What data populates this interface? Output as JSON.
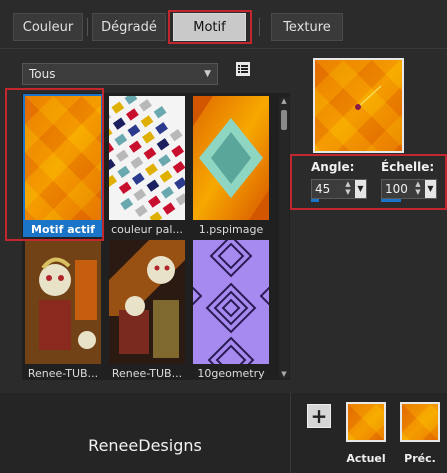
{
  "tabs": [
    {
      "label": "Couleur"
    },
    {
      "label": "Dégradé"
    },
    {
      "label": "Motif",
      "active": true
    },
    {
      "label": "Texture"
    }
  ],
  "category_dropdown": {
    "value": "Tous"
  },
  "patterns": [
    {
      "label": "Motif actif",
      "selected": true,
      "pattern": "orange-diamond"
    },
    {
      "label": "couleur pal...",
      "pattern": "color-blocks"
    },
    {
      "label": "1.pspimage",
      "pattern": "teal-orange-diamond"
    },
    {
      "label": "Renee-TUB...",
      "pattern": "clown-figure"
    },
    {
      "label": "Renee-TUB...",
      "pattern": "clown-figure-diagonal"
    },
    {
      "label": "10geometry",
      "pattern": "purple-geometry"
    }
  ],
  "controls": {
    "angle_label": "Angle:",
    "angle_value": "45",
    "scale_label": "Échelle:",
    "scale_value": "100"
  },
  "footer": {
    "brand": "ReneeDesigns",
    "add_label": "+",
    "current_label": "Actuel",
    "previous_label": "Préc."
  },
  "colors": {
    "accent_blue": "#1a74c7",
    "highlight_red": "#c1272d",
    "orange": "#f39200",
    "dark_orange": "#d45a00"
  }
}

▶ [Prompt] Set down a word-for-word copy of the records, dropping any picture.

▶ [Task answer]
What data populates this interface? Output as JSON.
{
  "tabs": [
    {
      "label": "Couleur"
    },
    {
      "label": "Dégradé"
    },
    {
      "label": "Motif",
      "active": true
    },
    {
      "label": "Texture"
    }
  ],
  "category_dropdown": {
    "value": "Tous"
  },
  "patterns": [
    {
      "label": "Motif actif",
      "selected": true,
      "pattern": "orange-diamond"
    },
    {
      "label": "couleur pal...",
      "pattern": "color-blocks"
    },
    {
      "label": "1.pspimage",
      "pattern": "teal-orange-diamond"
    },
    {
      "label": "Renee-TUB...",
      "pattern": "clown-figure"
    },
    {
      "label": "Renee-TUB...",
      "pattern": "clown-figure-diagonal"
    },
    {
      "label": "10geometry",
      "pattern": "purple-geometry"
    }
  ],
  "controls": {
    "angle_label": "Angle:",
    "angle_value": "45",
    "scale_label": "Échelle:",
    "scale_value": "100"
  },
  "footer": {
    "brand": "ReneeDesigns",
    "add_label": "+",
    "current_label": "Actuel",
    "previous_label": "Préc."
  },
  "colors": {
    "accent_blue": "#1a74c7",
    "highlight_red": "#c1272d",
    "orange": "#f39200",
    "dark_orange": "#d45a00"
  }
}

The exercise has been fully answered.